> [Data for this exercise]
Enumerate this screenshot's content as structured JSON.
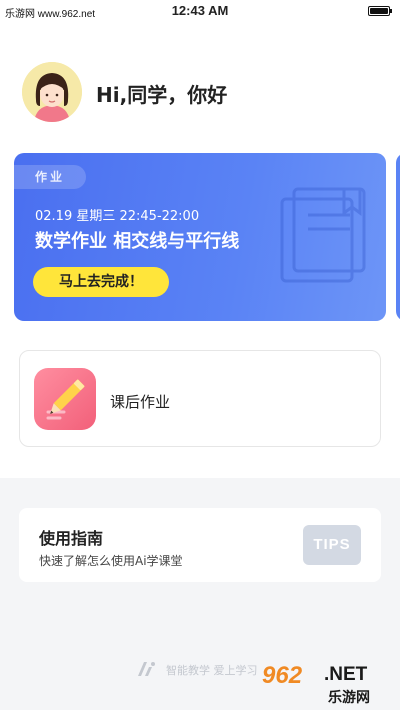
{
  "status_bar": {
    "left_text": "乐游网 www.962.net",
    "time": "12:43 AM",
    "battery_level": 1.0
  },
  "header": {
    "greeting": "Hi,同学，你好",
    "avatar_icon": "girl-avatar-icon"
  },
  "task_card": {
    "tag": "作业",
    "date": "02.19  星期三  22:45-22:00",
    "title": "数学作业 相交线与平行线",
    "button_label": "马上去完成！",
    "background_color": "#5079f2",
    "button_color": "#ffe53a"
  },
  "homework": {
    "label": "课后作业",
    "icon": "pencil-icon",
    "icon_color": "#f46b82"
  },
  "guide": {
    "title": "使用指南",
    "subtitle": "快速了解怎么使用Ai学课堂",
    "badge": "TIPS"
  },
  "footer": {
    "text": "智能教学 爱上学习"
  },
  "watermark": {
    "number": "962",
    "net": ".NET",
    "cn": "乐游网"
  }
}
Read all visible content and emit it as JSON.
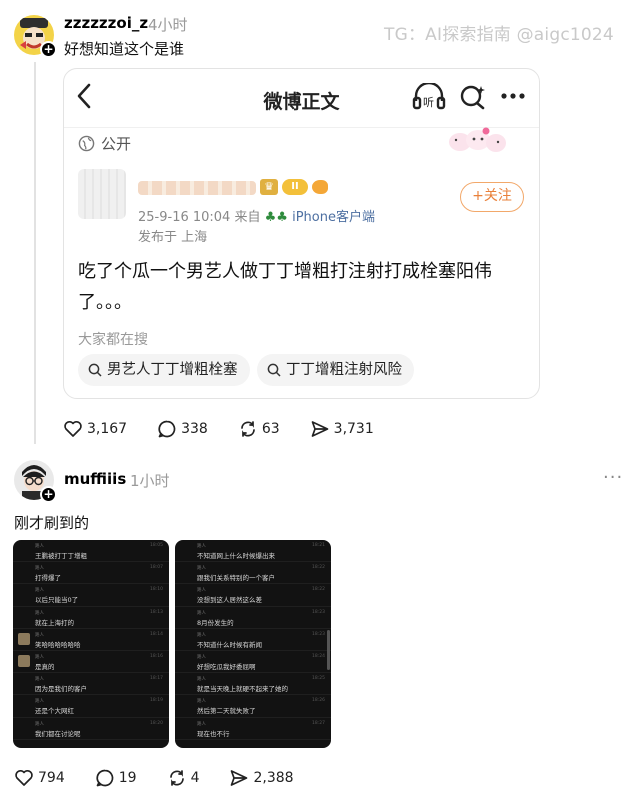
{
  "watermark": "TG：AI探索指南 @aigc1024",
  "post1": {
    "username": "zzzzzzoi_z",
    "time": "4小时",
    "text": "好想知道这个是谁",
    "embed": {
      "title": "微博正文",
      "listen_label": "听",
      "visibility": "公开",
      "author_level": "II",
      "meta_time": "25-9-16 10:04",
      "meta_from": "来自",
      "meta_device": "iPhone客户端",
      "meta_location": "发布于 上海",
      "follow_label": "+关注",
      "body": "吃了个瓜一个男艺人做丁丁增粗打注射打成栓塞阳伟了。。。",
      "search_label": "大家都在搜",
      "chips": [
        "男艺人丁丁增粗栓塞",
        "丁丁增粗注射风险"
      ]
    },
    "likes": "3,167",
    "comments": "338",
    "reposts": "63",
    "shares": "3,731"
  },
  "post2": {
    "username": "muffiiis",
    "time": "1小时",
    "more": "···",
    "text": "刚才刷到的",
    "screenshot_left": [
      {
        "user": "路人",
        "msg": "王鹏被打丁丁增粗",
        "time": "18:05"
      },
      {
        "user": "路人",
        "msg": "打得爆了",
        "time": "18:07"
      },
      {
        "user": "路人",
        "msg": "以后只能当0了",
        "time": "18:10"
      },
      {
        "user": "路人",
        "msg": "就在上海打的",
        "time": "18:13"
      },
      {
        "user": "路人",
        "msg": "笑哈哈哈哈哈哈",
        "time": "18:14"
      },
      {
        "user": "路人",
        "msg": "是真的",
        "time": "18:16"
      },
      {
        "user": "路人",
        "msg": "因为是我们的客户",
        "time": "18:17"
      },
      {
        "user": "路人",
        "msg": "还是个大网红",
        "time": "18:19"
      },
      {
        "user": "路人",
        "msg": "我们都在讨论呢",
        "time": "18:20"
      }
    ],
    "screenshot_right": [
      {
        "user": "路人",
        "msg": "不知道网上什么时候爆出来",
        "time": "18:21"
      },
      {
        "user": "路人",
        "msg": "跟我们关系特别的一个客户",
        "time": "18:22"
      },
      {
        "user": "路人",
        "msg": "没想到这人居然这么差",
        "time": "18:22"
      },
      {
        "user": "路人",
        "msg": "8月份发生的",
        "time": "18:23"
      },
      {
        "user": "路人",
        "msg": "不知道什么时候有新闻",
        "time": "18:23"
      },
      {
        "user": "路人",
        "msg": "好想吃瓜我好委屈啊",
        "time": "18:24"
      },
      {
        "user": "路人",
        "msg": "就是当天晚上就硬不起来了她的",
        "time": "18:25"
      },
      {
        "user": "路人",
        "msg": "然后第二天就失败了",
        "time": "18:26"
      },
      {
        "user": "路人",
        "msg": "现在也不行",
        "time": "18:27"
      }
    ],
    "likes": "794",
    "comments": "19",
    "reposts": "4",
    "shares": "2,388"
  },
  "colors": {
    "follow_orange": "#e9803a",
    "screenshot_bg": "#121212",
    "muted_gray": "#9a9a9a"
  }
}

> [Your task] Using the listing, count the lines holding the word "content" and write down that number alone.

> [Solution to the problem] 2